He pointed out what he perceived as a “carrot and stick” strategy of the government. A separate press release had been put out by the I&B Ministry on Friday stating that digital media companies––presumably those that do apply for and receive FDI approval––will also be able to avail of certain benefits, including PIB (Press Information Bureau) accreditation for its journalists and also eligibility for digital advertisements through the Bureau of Outreach and Communication of the ministry.
“Similar to self-regulating bodies in print and electronic media, entities in digital media can form self-regulating bodies for furthering their interests and interaction with the Government,” the press release added.
A report in Wire said that so far, “the government has not been giving PIB accreditation to digital media companies which are wholly Indian owned and do not have FDI.” It added: “As for the formation of self-regulating bodies, the government does not have the power to prevent any group of companies in India from forming an association so it is not clear what ‘benefits’ the (I&B) ministry is offering by saying digital media companies with FDI can also do so.”
Controlling Digital News Media?

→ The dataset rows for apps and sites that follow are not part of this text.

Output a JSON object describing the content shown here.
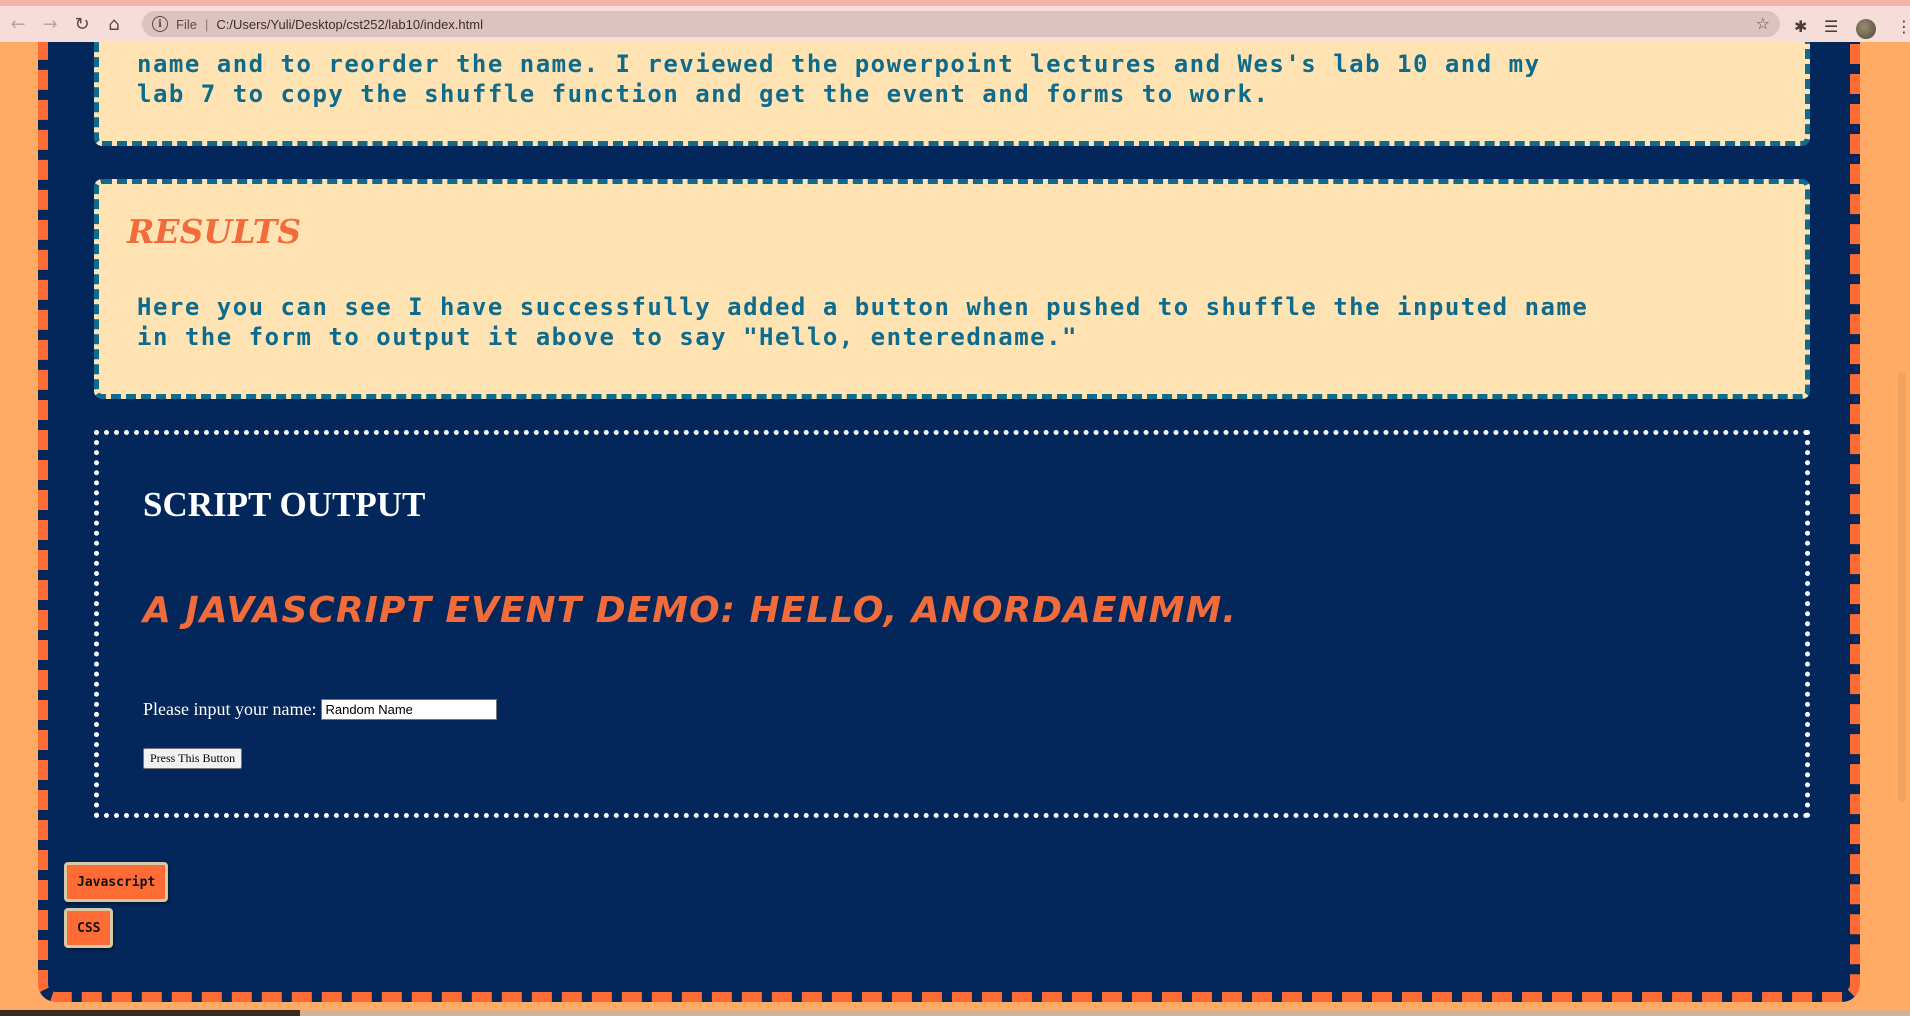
{
  "browser": {
    "file_label": "File",
    "url": "C:/Users/Yuli/Desktop/cst252/lab10/index.html",
    "icons": [
      "back-icon",
      "forward-icon",
      "reload-icon",
      "home-icon",
      "info-icon",
      "star-icon",
      "extensions-icon",
      "reading-list-icon",
      "avatar",
      "menu-icon"
    ]
  },
  "colors": {
    "page_bg": "#ffab66",
    "panel_bg": "#03275a",
    "panel_border": "#ff6b35",
    "card_bg": "#ffe3b3",
    "card_text": "#0e6b8c",
    "accent": "#f26b3a"
  },
  "card1": {
    "line1": "name and to reorder the name. I reviewed the powerpoint lectures and Wes's lab 10 and my",
    "line2": "lab 7 to copy the shuffle function and get the event and forms to work."
  },
  "results": {
    "heading": "RESULTS",
    "line1": "Here you can see I have successfully added a button when pushed to shuffle the inputed name",
    "line2": "in the form to output it above to say \"Hello, enteredname.\""
  },
  "output": {
    "title": "SCRIPT OUTPUT",
    "demo_text": "A Javascript Event Demo: Hello, anordaenmm.",
    "input_label": "Please input your name:",
    "input_value": "Random Name",
    "button_label": "Press This Button"
  },
  "tags": {
    "javascript": "Javascript",
    "css": "CSS"
  }
}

Co-founder of Newslaundry Abhinandan Sekhri told NewsClick: “It’s laughable that the notification has used the word ‘liberalise.’ Calling a retrograde and prohibitive policy prescription liberalisation, is akin to the ‘let’s-change-the-name’ mantra of the government and pretend a problem has been solved. It doesn’t hide the attempt to restrict news media or change the damaging implications. This disincentivizes anyone from registering digital news entities in India.”
He added that the new FDI policy was a “huge blow to the digital news ecosystem” in the country and considered it “ironic” in view of the Narendra Modi government’s much-touted “Digital India” slogan. Sekhri said the slogan is “hollow… with policy going the other way.” He asked: “How are Indian companies on a level playing field with foreign news publications which have access to the Indian market (and foreign funds) unless our government plans to go even further and block foreign news portals––China style?”
Given that there are no entry barriers for the digital news media unlike for broadcast companies, Sekhri said that this was not how the Prime Minister’s dream of the Indian news media going global would be realised. “I find it bizarre that this unfortunate ‘clarification’ has not been called out by news media bodies who claim to represent the digital news ecosystem,” he stated.
Prabir Purkayastha, editor, NewsClick said that the new FDI policy is obviously to target digital media, sections of which have carried news that the government does not like. He argued: “The instrument chosen, of a 26% cap on foreign investments in digital media, looks strange as the current policy allows up to 49% foreign holdings in television companies. If restricting ownership of news channels––print, TV, digital news––to largely Indians was the aim, why the difference? And making any foreign investment up to 26% dependent on the government’s permission gives (it) a commercial lever against a digital news media company.”
Purkayastha added: “As others have pointed out, these measures may provide a perverse incentive to register Indian news platforms abroad, just to avoid the kind of control that the Indian government wants to assert. That would be indeed unfortunate.”
What is clear is that the new FDI norms appear to be aimed at constraining the working of sections of the digital media even as the government has liberalised foreign investment norms in just about every sector of the Indian economy, including the manufacture of defence equipment and spacecraft. Why this has been done is apparent.